In addition to DFAs and NFAs, regular expressions (REs) also represent regular languages. Let L(R) be the language
that regular expression R represents.

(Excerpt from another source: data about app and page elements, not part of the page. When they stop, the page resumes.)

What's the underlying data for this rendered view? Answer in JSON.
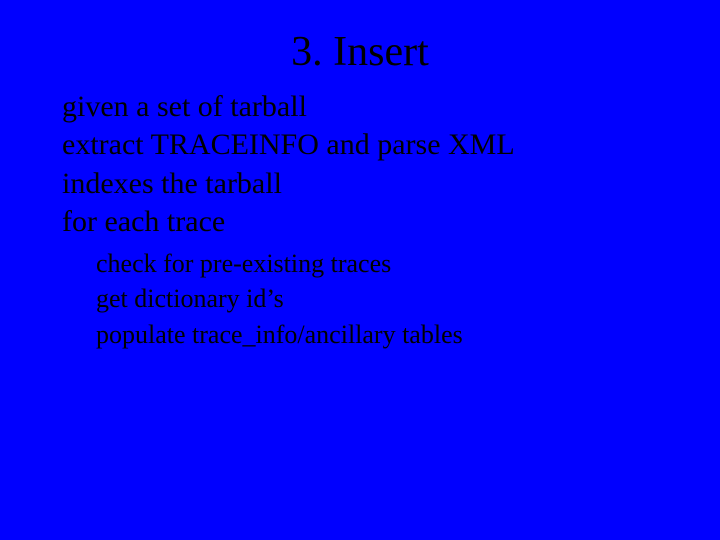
{
  "title": "3. Insert",
  "bullets": {
    "l1": {
      "b0": "given a set of tarball",
      "b1": "extract TRACEINFO and parse XML",
      "b2": "indexes the tarball",
      "b3": "for each trace"
    },
    "l2": {
      "s0": "check for pre-existing traces",
      "s1": "get dictionary id’s",
      "s2": "populate trace_info/ancillary tables"
    }
  }
}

A recursive definition for R (and L(R)) is given below:
                   /                                               /    /

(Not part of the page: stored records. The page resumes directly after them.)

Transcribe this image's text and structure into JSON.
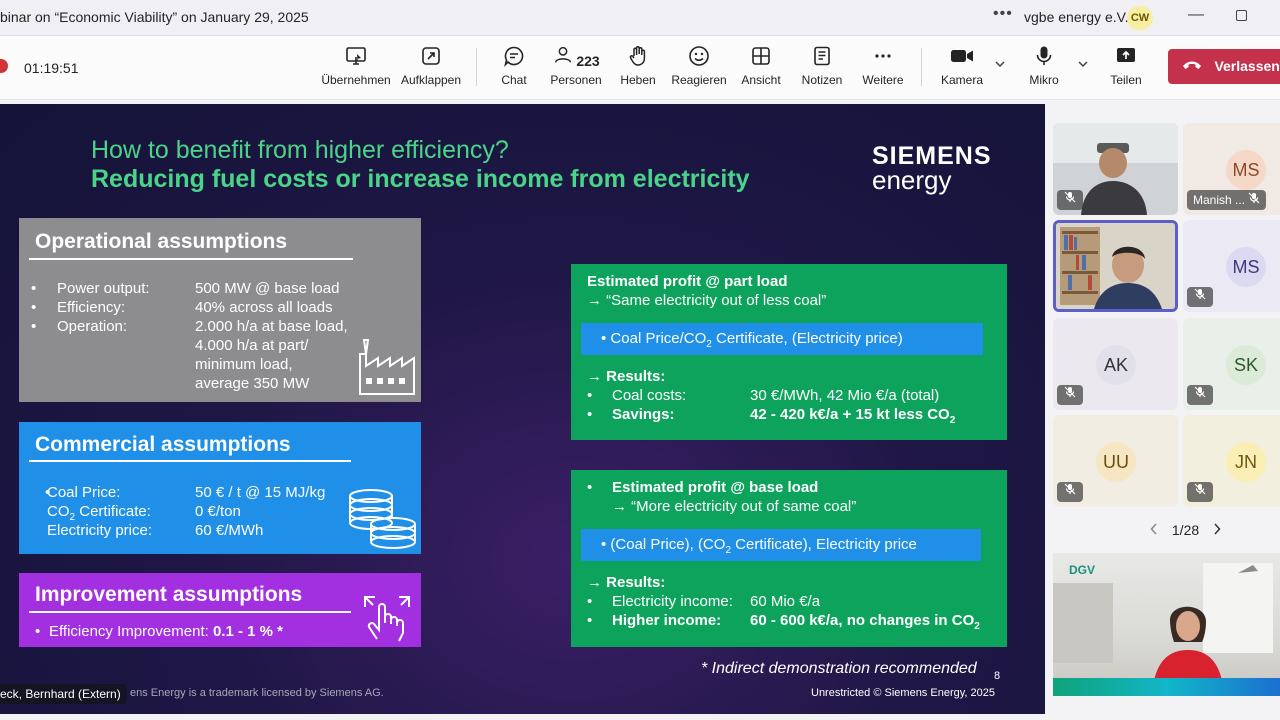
{
  "window": {
    "title": "binar on “Economic Viability” on January 29, 2025",
    "more_label": "•••",
    "org": "vgbe energy e.V.",
    "user_initials": "CW",
    "minimize_label": "—"
  },
  "toolbar": {
    "timer": "01:19:51",
    "buttons": [
      {
        "id": "takeover",
        "label": "Übernehmen",
        "icon": "share-screen-icon"
      },
      {
        "id": "popout",
        "label": "Aufklappen",
        "icon": "pop-out-icon"
      },
      {
        "id": "chat",
        "label": "Chat",
        "icon": "chat-icon"
      },
      {
        "id": "people",
        "label": "Personen",
        "icon": "people-icon",
        "count": "223"
      },
      {
        "id": "raise",
        "label": "Heben",
        "icon": "hand-icon"
      },
      {
        "id": "react",
        "label": "Reagieren",
        "icon": "smiley-icon"
      },
      {
        "id": "view",
        "label": "Ansicht",
        "icon": "grid-icon"
      },
      {
        "id": "notes",
        "label": "Notizen",
        "icon": "notes-icon"
      },
      {
        "id": "more",
        "label": "Weitere",
        "icon": "more-icon"
      },
      {
        "id": "camera",
        "label": "Kamera",
        "icon": "camera-icon"
      },
      {
        "id": "mic",
        "label": "Mikro",
        "icon": "mic-icon"
      },
      {
        "id": "share",
        "label": "Teilen",
        "icon": "share-icon"
      }
    ],
    "leave_label": "Verlassen",
    "leave_color": "#c4314b"
  },
  "slide": {
    "title1": "How to benefit from higher efficiency?",
    "title2": "Reducing fuel costs or increase income from electricity",
    "logo_line1": "SIEMENS",
    "logo_line2": "energy",
    "operational": {
      "heading": "Operational assumptions",
      "rows": [
        {
          "label": "Power output:",
          "value": "500 MW @ base load"
        },
        {
          "label": "Efficiency:",
          "value": "40% across all loads"
        },
        {
          "label": "Operation:",
          "value": "2.000 h/a at base load,"
        }
      ],
      "cont": [
        "4.000 h/a at part/",
        "minimum load,",
        "average 350 MW"
      ]
    },
    "commercial": {
      "heading": "Commercial assumptions",
      "rows": [
        {
          "label": "Coal Price:",
          "value": "50 € / t @ 15 MJ/kg"
        },
        {
          "label_a": "CO",
          "label_sub": "2",
          "label_b": " Certificate:",
          "value": "0 €/ton"
        },
        {
          "label": "Electricity price:",
          "value": "60 €/MWh"
        }
      ]
    },
    "improvement": {
      "heading": "Improvement assumptions",
      "row_label": "Efficiency Improvement: ",
      "row_value": "0.1 - 1 % *"
    },
    "part_load": {
      "title": "Estimated profit @ part load",
      "subtitle": "→ “Same electricity out of less coal”",
      "bar_a": "Coal Price/CO",
      "bar_sub": "2",
      "bar_b": " Certificate, (Electricity price)",
      "results": "→ Results:",
      "r1_label": "Coal costs:",
      "r1_value": "30 €/MWh, 42 Mio €/a (total)",
      "r2_label": "Savings:",
      "r2_value_a": "42 - 420 k€/a + 15 kt less CO",
      "r2_value_sub": "2"
    },
    "base_load": {
      "title": "Estimated profit @ base load",
      "subtitle": "→ “More electricity out of same coal”",
      "bar_a": "(Coal Price), (CO",
      "bar_sub": "2",
      "bar_b": " Certificate), Electricity price",
      "results": "→ Results:",
      "r1_label": "Electricity income:",
      "r1_value": "60 Mio €/a",
      "r2_label": "Higher income:",
      "r2_value_a": "60 - 600 k€/a, no changes in CO",
      "r2_value_sub": "2"
    },
    "note": "* Indirect demonstration recommended",
    "page_number": "8",
    "footer_left": "ens Energy is a trademark licensed by Siemens AG.",
    "footer_right": "Unrestricted © Siemens Energy, 2025",
    "presenter_name": "eck, Bernhard (Extern)"
  },
  "participants": {
    "tiles": [
      {
        "initials": "",
        "name": ""
      },
      {
        "initials": "MS",
        "name": "Manish ..."
      },
      {
        "initials": "",
        "name": ""
      },
      {
        "initials": "MS",
        "name": ""
      },
      {
        "initials": "AK",
        "name": ""
      },
      {
        "initials": "SK",
        "name": ""
      },
      {
        "initials": "UU",
        "name": ""
      },
      {
        "initials": "JN",
        "name": ""
      }
    ],
    "pager": "1/28",
    "video_logo": "DGV"
  }
}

    • Basis: ε and 0 are regular expressions, and L(ε) = {ε} and L(0) = 0. For any a ∈ Σ, a is a regular expression
      and L(a) = {a}.
    • Induction: If R1 and R2 are regular expressions, then R1 ∪ R2 is a regular expression, with L(R1 ∪ R2 ) = L(R1 ) ∪

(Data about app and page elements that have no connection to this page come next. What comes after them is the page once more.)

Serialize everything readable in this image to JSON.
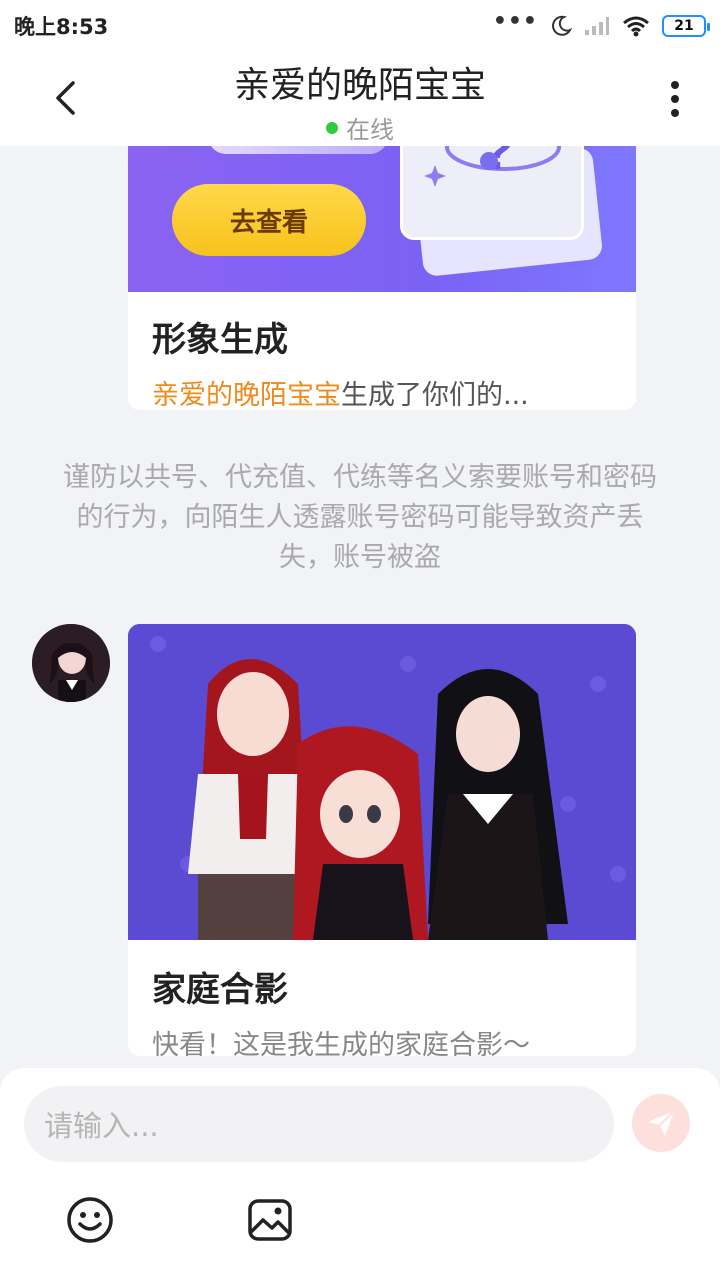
{
  "status_bar": {
    "time": "晚上8:53",
    "dots": "•••",
    "battery": "21"
  },
  "header": {
    "title": "亲爱的晚陌宝宝",
    "status": "在线"
  },
  "messages": {
    "card1": {
      "button_label": "去查看",
      "title": "形象生成",
      "desc_highlight": "亲爱的晚陌宝宝",
      "desc_rest": "生成了你们的..."
    },
    "notice": "谨防以共号、代充值、代练等名义索要账号和密码的行为，向陌生人透露账号密码可能导致资产丢失，账号被盗",
    "card2": {
      "title": "家庭合影",
      "desc": "快看！这是我生成的家庭合影～"
    }
  },
  "input": {
    "placeholder": "请输入..."
  },
  "colors": {
    "accent_orange": "#f08a1c",
    "online_green": "#2ecc40",
    "banner_purple": "#8b63f2",
    "button_yellow": "#f7c21c"
  },
  "icons": [
    "back-arrow-icon",
    "more-vertical-icon",
    "moon-icon",
    "signal-icon",
    "wifi-icon",
    "send-icon",
    "emoji-icon",
    "image-icon",
    "question-planet-icon"
  ]
}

      L(R2 ), and R1 R2 is a regular expression, with L(R1 R2 ) = L(R1 )L(R2 ). If R is a regular expression, then R∗ is a
      regular expression, with L(R∗ ) = (L(R))∗ , and (R) is a regular expression, with L((R)) = L(R).
Remark:
    • Precedence order for regular-expression operators: Star, concatenation, and finally union.
    • Use of R+ and Rk .
    • Algebraic laws:
          –   R1 ∪ R2 = R2 ∪ R1 , (R1 ∪ R2 ) ∪ R3 = R1 ∪ (R2 ∪ R3 ), and (R1 R2 )R3 = R1 (R2 R3 ).
          –   /             /                        /       / /
              0 ∪ R = R ∪ 0 = R, εR = Rε = R, and 0R = R0 = 0.
          –   R1 (R2 ∪ R3 ) = R1 R2 ∪ R1 R3 and (R1 ∪ R2 )R3 = R1 R3 ∪ R2 R3 .
          –   R ∪ R = R.
          –                  /
              (R∗ )∗ = R∗ , 0∗ = ε, R+ = RR∗ = R∗ R, and R∗ = R+ ∪ ε.
Example: A regular expression denote the language of strings that consist of alternating 0s and 1s: (01)∗ ∪ (10)∗ ∪
0(10)∗ ∪ 1(01)∗ .

3.2 Converting regular expressions to finite automata
Reading: Sipser 1.3 (pp. 67-69)
Since regular expressions are defined recursively, it is only suitable to construct the equivalent finite automata (NFAs)
recursively.
                                                           /
    • Basis: The finite automata for regular expressions ε, 0, and a for a ∈ Σ.
    • Induction: Given the finite automata for regular expressions R1 and R2 , what are the finite automata for R1 ∪ R2 ,
      R1 R2 , and R∗ ?
                   1
Example: Convert regular expression (0 ∪ 1)∗ 1(0 ∪ 1) to a finite automaton.

3.3 Converting finite automata to regular expressions
Reading: Sipser 1.3 (pp. 69-76)
A generalized NFA (GNFA) is an NFA with regular expressions (not symbols) on its transition arcs.
Assume that the given finite automaton is a DFA M = (Q, Σ, δ, q0 , F). We first convert the DFA to a GNFA by (1)
adding a new start state s that goes to the old start state q0 via an ε-transition, (2) adding a new accept state a to which
there is an ε-transition from each old accept state in F, and (3) converting symbols to regular expressions on all arcs.
Then this GNFA with |Q| + 2 states will be converted to an equivalent GFNA with |Q| + 1 by eliminating a state that
is neither s nor a. This state elimination step will be applied a total of |Q| times until there are only states s and a left
in the resulting GNFA. The regular expression on the arc from s to a is the regular expression for the original DFA.
Given a GNFA with k states, how can one convert it to an equivalent GNFA with k − 1 states by eliminating a state
that neither s nor a? (Sipser Figure 1.63 on p.72)
Example (Siper p. 76): A three-state DFA to be converted to a regular expression.
Example: A language of all strings over {0, 1} with one 1 either two or three positions from the end.
Theorem: The equivalence of RLs, REs, and FAs.


                                                              5

				
DOCUMENT INFO